A basis for a nilpotent endomorphism [duplicate]

Let $E$ be a complex vector space of dimension 3. Let $f$ be a non zero endomorphism such that $f^2=0$. I want to show that there is a basis $B=\{b_1,b_2,b_3\}$ of $E$ such that $$f(b_1)=0, f(b_2)=b_1,f(b_3)=0$$

Edit Here is how i see the answer now:

$f$ being non zero there exists $x_0\in E$ such that $f(x_0)\not =0$.

Let $M=span\{f(x_0),x_0\}$. Since $f^2=0$ we show easily that $f(x_0)$ and $x_0$ are linearly independent hence they form a basis for $M$.

We take $b_1=f(x_0)$, $b_2=x_0$.

Take any $z\not \in M$.

If $z\in \ker f$ then take $b_3=z$.

If $z\not \in \ker f$ then there exists $\beta \not = 0$ such that $f(z)=\beta f(x_0)$ (because $\dim(Im(f))=1$ hence it is spanned by any non zero vector, we take $f(x_0)$ as a spanning vector). Take $z'=\dfrac{1}{\beta}z-f(x_0)$ hence $z'\in \ker f$ and we take $b_3=z'$.

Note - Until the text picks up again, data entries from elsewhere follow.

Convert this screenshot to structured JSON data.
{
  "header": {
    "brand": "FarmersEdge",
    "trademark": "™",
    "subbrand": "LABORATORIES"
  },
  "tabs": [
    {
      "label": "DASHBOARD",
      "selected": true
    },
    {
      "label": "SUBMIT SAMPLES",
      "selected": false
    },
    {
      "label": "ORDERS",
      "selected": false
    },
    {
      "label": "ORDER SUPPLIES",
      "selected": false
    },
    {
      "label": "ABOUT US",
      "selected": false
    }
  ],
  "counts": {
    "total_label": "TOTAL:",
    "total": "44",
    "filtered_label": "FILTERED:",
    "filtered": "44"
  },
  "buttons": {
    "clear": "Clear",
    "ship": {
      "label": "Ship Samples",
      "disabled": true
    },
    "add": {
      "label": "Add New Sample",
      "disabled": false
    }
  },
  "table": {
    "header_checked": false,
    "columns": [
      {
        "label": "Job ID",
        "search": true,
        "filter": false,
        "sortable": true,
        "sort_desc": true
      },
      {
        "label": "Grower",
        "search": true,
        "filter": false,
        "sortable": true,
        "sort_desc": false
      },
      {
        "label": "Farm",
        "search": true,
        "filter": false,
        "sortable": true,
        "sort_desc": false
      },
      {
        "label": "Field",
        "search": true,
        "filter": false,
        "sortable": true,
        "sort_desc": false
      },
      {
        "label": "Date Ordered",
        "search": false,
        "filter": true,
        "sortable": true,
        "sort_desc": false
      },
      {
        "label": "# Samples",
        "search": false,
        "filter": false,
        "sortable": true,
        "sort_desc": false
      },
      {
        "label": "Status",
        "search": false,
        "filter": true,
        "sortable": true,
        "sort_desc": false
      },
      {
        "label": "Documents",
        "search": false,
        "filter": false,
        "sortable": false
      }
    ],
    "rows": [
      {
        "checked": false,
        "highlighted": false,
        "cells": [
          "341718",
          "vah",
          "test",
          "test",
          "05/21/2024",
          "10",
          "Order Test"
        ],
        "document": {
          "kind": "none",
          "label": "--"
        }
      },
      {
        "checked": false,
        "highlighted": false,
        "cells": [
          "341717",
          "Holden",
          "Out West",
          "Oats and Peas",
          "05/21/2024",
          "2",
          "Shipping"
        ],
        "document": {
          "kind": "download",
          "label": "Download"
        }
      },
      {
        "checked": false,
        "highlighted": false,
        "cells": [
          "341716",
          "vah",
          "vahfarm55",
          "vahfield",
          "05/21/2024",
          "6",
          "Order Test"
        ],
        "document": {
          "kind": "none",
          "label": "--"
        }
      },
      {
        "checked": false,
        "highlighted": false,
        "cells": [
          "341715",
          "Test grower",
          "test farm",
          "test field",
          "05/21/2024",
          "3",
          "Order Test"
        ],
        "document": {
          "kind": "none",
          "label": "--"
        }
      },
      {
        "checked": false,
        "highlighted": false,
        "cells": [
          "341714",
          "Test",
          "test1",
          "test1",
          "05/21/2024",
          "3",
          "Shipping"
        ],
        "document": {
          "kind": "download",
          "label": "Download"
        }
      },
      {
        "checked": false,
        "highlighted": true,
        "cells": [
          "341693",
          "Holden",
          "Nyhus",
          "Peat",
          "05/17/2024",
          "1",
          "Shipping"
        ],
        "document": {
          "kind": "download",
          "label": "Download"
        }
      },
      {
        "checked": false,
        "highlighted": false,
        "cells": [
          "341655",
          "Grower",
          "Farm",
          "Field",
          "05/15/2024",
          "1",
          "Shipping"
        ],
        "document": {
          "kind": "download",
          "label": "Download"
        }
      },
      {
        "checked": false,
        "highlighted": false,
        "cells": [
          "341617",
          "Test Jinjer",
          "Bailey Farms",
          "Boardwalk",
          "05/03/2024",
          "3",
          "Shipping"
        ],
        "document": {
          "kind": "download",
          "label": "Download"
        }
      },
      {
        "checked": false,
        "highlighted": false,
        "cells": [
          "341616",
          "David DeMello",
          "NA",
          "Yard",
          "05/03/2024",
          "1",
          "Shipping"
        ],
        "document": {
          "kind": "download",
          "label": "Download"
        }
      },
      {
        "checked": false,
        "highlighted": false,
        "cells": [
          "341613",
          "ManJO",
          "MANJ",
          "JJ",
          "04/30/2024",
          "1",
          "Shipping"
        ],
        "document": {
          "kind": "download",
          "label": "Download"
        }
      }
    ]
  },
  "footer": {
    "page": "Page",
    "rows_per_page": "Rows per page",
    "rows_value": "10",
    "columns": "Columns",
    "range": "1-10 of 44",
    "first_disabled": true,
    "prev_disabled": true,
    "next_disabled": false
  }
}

• Dear DonAntonio, yes this is basically the same problem but put in another context, I couldn't change it in that post since comments are made there that will be irrelevant if I change the question in this way. I really want to solve this problem but without mentionning the notion of Jordan normal form. Commented Apr 8, 2014 at 19:49
• I see, @palio...but my answer included a part without JCF... Commented Apr 8, 2014 at 19:55

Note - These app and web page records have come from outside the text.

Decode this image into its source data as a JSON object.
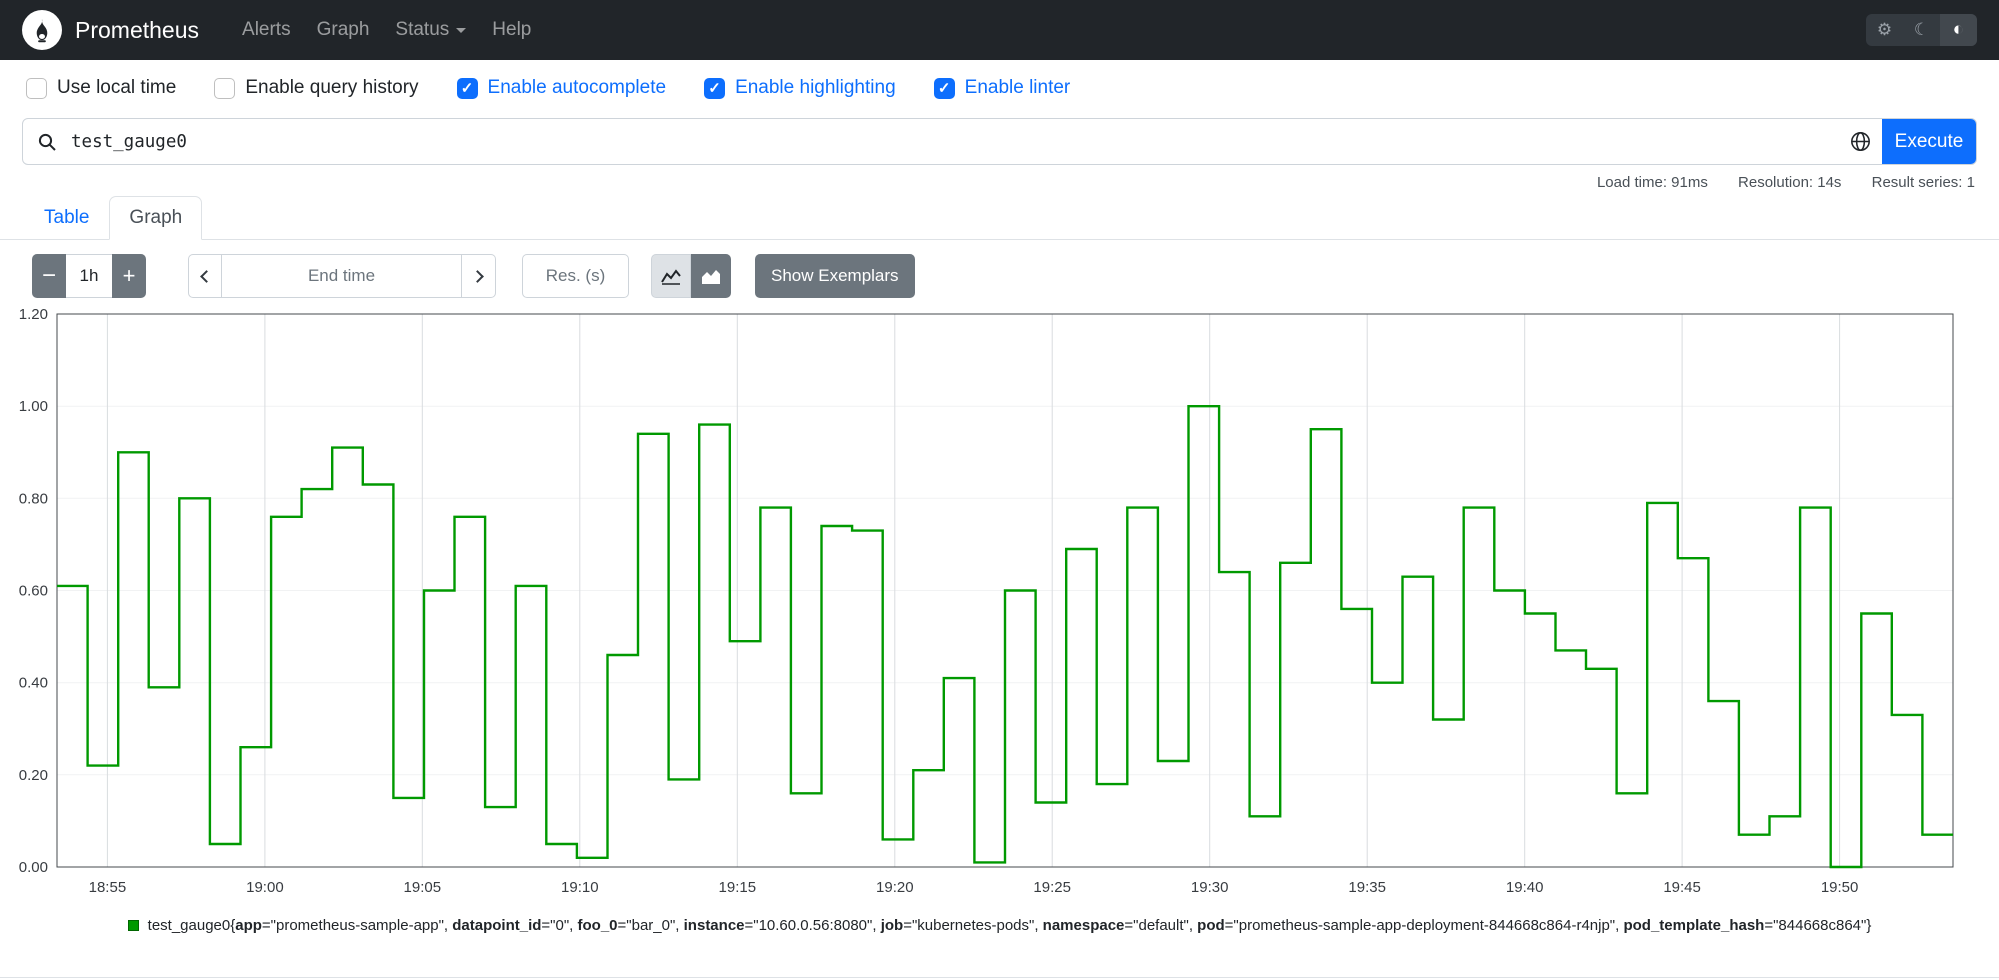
{
  "navbar": {
    "brand": "Prometheus",
    "items": [
      "Alerts",
      "Graph",
      "Status",
      "Help"
    ],
    "theme_icons": {
      "settings": "⚙",
      "dark": "☾",
      "auto": "◐"
    }
  },
  "options": [
    {
      "label": "Use local time",
      "checked": false
    },
    {
      "label": "Enable query history",
      "checked": false
    },
    {
      "label": "Enable autocomplete",
      "checked": true
    },
    {
      "label": "Enable highlighting",
      "checked": true
    },
    {
      "label": "Enable linter",
      "checked": true
    }
  ],
  "ui": {
    "check_glyph": "✓"
  },
  "query": {
    "value": "test_gauge0",
    "execute_label": "Execute"
  },
  "stats": [
    {
      "label": "Load time:",
      "value": "91ms"
    },
    {
      "label": "Resolution:",
      "value": "14s"
    },
    {
      "label": "Result series:",
      "value": "1"
    }
  ],
  "tabs": [
    {
      "label": "Table",
      "active": false
    },
    {
      "label": "Graph",
      "active": true
    }
  ],
  "controls": {
    "decrease_label": "−",
    "range_value": "1h",
    "increase_label": "+",
    "end_time_placeholder": "End time",
    "resolution_placeholder": "Res. (s)",
    "show_exemplars_label": "Show Exemplars"
  },
  "chart_data": {
    "type": "line",
    "step": true,
    "title": "",
    "xlabel": "",
    "ylabel": "",
    "ylim": [
      0,
      1.2
    ],
    "grid": true,
    "x_domain_minutes": [
      1133.4,
      1193.6
    ],
    "y_ticks": [
      "0.00",
      "0.20",
      "0.40",
      "0.60",
      "0.80",
      "1.00",
      "1.20"
    ],
    "x_ticks": [
      {
        "m": 1135,
        "label": "18:55"
      },
      {
        "m": 1140,
        "label": "19:00"
      },
      {
        "m": 1145,
        "label": "19:05"
      },
      {
        "m": 1150,
        "label": "19:10"
      },
      {
        "m": 1155,
        "label": "19:15"
      },
      {
        "m": 1160,
        "label": "19:20"
      },
      {
        "m": 1165,
        "label": "19:25"
      },
      {
        "m": 1170,
        "label": "19:30"
      },
      {
        "m": 1175,
        "label": "19:35"
      },
      {
        "m": 1180,
        "label": "19:40"
      },
      {
        "m": 1185,
        "label": "19:45"
      },
      {
        "m": 1190,
        "label": "19:50"
      }
    ],
    "series": [
      {
        "name": "test_gauge0",
        "color": "#009900",
        "values": [
          0.61,
          0.22,
          0.9,
          0.39,
          0.8,
          0.05,
          0.26,
          0.76,
          0.82,
          0.91,
          0.83,
          0.15,
          0.6,
          0.76,
          0.13,
          0.61,
          0.05,
          0.02,
          0.46,
          0.94,
          0.19,
          0.96,
          0.49,
          0.78,
          0.16,
          0.74,
          0.73,
          0.06,
          0.21,
          0.41,
          0.01,
          0.6,
          0.14,
          0.69,
          0.18,
          0.78,
          0.23,
          1.0,
          0.64,
          0.11,
          0.66,
          0.95,
          0.56,
          0.4,
          0.63,
          0.32,
          0.78,
          0.6,
          0.55,
          0.47,
          0.43,
          0.16,
          0.79,
          0.67,
          0.36,
          0.07,
          0.11,
          0.78,
          0.0,
          0.55,
          0.33,
          0.07
        ]
      }
    ]
  },
  "legend": {
    "metric": "test_gauge0",
    "labels": [
      {
        "name": "app",
        "value": "prometheus-sample-app"
      },
      {
        "name": "datapoint_id",
        "value": "0"
      },
      {
        "name": "foo_0",
        "value": "bar_0"
      },
      {
        "name": "instance",
        "value": "10.60.0.56:8080"
      },
      {
        "name": "job",
        "value": "kubernetes-pods"
      },
      {
        "name": "namespace",
        "value": "default"
      },
      {
        "name": "pod",
        "value": "prometheus-sample-app-deployment-844668c864-r4njp"
      },
      {
        "name": "pod_template_hash",
        "value": "844668c864"
      }
    ]
  }
}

You're not doing it in the right order. Choose $b_2$ so $f(b_2) \neq 0$. Then $b_1 = f(b_2)$, and choose any other $b_3 \in Ker(f)$ that independent from $b_1$.
• It looks fine !!! $b_2$ exists since $f$ is not the zero endomorphism. $b_1=f(b_2)\in \ker f$. The only problem is $b_3$ why does it exist and is there a canonical way how to choose one that is independent from $b_1$? Commented Apr 8, 2014 at 20:14
• It exists because the dimension of the kernel is 2. As for choosing, you know, we're in mathematics here, so saying it exists is pretty much the same as choosing it ;). In practice, you can describe the kernel with an equation, view it as a dot product to a constant vector, extract the vector (it is orthogonal to the kernel), then cross-product it with $b_1$, and that would give you a $b_3$ candidate. Commented Apr 8, 2014 at 20:27